## What is being asked:
In the entries below, find each line with the word "Write" and pull it out.

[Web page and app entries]
<<<<

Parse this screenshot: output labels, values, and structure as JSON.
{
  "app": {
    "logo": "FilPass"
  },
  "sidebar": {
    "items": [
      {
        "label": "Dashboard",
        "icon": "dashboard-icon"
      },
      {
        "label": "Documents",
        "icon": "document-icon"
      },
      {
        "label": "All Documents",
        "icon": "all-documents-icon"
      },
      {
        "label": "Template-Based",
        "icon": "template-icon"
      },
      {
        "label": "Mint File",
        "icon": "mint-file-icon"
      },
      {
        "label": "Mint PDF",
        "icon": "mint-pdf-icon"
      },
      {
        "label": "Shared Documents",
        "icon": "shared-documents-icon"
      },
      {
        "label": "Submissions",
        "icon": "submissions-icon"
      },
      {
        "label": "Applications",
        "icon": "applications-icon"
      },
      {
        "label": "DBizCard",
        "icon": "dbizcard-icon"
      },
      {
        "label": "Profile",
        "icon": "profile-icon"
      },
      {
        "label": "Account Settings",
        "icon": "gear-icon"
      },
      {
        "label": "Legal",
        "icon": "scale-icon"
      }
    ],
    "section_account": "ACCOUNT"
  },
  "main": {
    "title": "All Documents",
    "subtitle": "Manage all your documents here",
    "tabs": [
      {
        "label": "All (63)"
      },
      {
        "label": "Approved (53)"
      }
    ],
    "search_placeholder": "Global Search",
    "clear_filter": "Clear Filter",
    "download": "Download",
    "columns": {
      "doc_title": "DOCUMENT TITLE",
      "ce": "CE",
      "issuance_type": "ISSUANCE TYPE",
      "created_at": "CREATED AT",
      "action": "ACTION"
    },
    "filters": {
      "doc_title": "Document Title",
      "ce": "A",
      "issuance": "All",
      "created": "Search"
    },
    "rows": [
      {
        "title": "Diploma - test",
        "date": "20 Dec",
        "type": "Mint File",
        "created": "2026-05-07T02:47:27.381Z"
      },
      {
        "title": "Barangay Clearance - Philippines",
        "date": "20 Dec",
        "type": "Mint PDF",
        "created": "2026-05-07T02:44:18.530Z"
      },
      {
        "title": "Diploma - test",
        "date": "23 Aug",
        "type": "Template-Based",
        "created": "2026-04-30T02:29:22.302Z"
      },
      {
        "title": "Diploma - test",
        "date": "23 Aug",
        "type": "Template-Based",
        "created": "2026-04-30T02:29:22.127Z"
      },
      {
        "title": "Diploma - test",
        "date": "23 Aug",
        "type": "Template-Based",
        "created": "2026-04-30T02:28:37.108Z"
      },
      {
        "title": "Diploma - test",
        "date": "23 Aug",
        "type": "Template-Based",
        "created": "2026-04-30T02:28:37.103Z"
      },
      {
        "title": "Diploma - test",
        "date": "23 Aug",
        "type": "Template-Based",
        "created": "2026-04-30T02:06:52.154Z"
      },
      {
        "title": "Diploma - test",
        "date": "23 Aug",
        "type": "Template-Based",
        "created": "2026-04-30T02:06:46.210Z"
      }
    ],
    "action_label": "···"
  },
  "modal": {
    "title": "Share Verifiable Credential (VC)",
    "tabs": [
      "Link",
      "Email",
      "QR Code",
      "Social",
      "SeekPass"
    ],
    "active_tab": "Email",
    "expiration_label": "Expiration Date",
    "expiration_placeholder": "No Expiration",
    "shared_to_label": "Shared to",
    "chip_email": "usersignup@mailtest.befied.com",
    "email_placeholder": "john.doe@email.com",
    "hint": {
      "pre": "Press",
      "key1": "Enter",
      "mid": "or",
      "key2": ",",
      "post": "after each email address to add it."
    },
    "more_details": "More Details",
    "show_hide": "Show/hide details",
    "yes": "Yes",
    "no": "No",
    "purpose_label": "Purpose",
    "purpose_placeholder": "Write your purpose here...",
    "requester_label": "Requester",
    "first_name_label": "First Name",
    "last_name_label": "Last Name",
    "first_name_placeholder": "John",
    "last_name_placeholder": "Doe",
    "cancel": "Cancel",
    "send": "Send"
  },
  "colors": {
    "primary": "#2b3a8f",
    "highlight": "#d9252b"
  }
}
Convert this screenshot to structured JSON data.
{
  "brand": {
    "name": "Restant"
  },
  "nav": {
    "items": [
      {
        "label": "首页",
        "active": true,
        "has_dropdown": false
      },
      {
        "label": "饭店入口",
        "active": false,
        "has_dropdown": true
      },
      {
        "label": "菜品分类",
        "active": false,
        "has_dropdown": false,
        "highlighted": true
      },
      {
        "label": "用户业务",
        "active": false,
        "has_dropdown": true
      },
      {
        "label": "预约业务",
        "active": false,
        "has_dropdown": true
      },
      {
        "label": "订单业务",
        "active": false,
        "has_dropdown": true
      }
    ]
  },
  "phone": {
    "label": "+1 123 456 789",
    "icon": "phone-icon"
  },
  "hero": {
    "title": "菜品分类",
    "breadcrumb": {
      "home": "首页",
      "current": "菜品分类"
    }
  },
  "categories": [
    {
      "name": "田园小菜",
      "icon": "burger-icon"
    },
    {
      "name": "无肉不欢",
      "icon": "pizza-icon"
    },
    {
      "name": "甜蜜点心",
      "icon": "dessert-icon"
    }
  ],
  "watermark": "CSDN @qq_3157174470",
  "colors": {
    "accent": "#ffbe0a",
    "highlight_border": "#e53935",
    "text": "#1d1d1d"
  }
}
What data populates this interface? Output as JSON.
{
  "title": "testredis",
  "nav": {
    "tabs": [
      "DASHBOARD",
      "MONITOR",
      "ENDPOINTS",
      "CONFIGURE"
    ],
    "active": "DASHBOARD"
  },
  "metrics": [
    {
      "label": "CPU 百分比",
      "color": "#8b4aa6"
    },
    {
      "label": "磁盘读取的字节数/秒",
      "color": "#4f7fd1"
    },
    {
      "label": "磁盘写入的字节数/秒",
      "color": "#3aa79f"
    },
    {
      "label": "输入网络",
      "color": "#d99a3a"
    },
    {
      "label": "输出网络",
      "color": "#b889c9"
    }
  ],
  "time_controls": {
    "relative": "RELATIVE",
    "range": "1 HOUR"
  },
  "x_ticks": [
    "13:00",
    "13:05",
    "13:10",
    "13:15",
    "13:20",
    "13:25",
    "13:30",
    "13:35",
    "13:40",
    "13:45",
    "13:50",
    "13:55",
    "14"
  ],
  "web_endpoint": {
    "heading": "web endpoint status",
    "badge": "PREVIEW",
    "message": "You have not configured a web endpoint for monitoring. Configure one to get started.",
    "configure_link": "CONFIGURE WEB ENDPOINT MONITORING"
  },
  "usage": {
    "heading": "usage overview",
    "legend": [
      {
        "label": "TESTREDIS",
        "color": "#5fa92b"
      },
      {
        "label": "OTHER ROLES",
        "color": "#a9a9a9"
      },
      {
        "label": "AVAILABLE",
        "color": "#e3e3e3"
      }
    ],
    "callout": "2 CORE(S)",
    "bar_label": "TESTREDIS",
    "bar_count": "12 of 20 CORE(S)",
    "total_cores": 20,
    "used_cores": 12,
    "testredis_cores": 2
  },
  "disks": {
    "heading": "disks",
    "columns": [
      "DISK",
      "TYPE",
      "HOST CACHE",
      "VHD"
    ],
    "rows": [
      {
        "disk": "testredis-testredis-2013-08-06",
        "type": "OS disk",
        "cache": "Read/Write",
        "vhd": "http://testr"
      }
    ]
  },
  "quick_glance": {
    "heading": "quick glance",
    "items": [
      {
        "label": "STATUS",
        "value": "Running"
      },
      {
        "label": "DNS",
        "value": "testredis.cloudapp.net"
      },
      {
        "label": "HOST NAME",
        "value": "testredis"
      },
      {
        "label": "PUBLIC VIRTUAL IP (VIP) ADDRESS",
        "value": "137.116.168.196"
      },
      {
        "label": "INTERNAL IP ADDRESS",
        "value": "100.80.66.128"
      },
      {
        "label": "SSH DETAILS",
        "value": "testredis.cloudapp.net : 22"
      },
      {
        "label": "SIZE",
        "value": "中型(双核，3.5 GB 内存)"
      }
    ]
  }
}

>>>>

## Your solution:
    "purpose_placeholder": "Write your purpose here...",
        "cache": "Read/Write",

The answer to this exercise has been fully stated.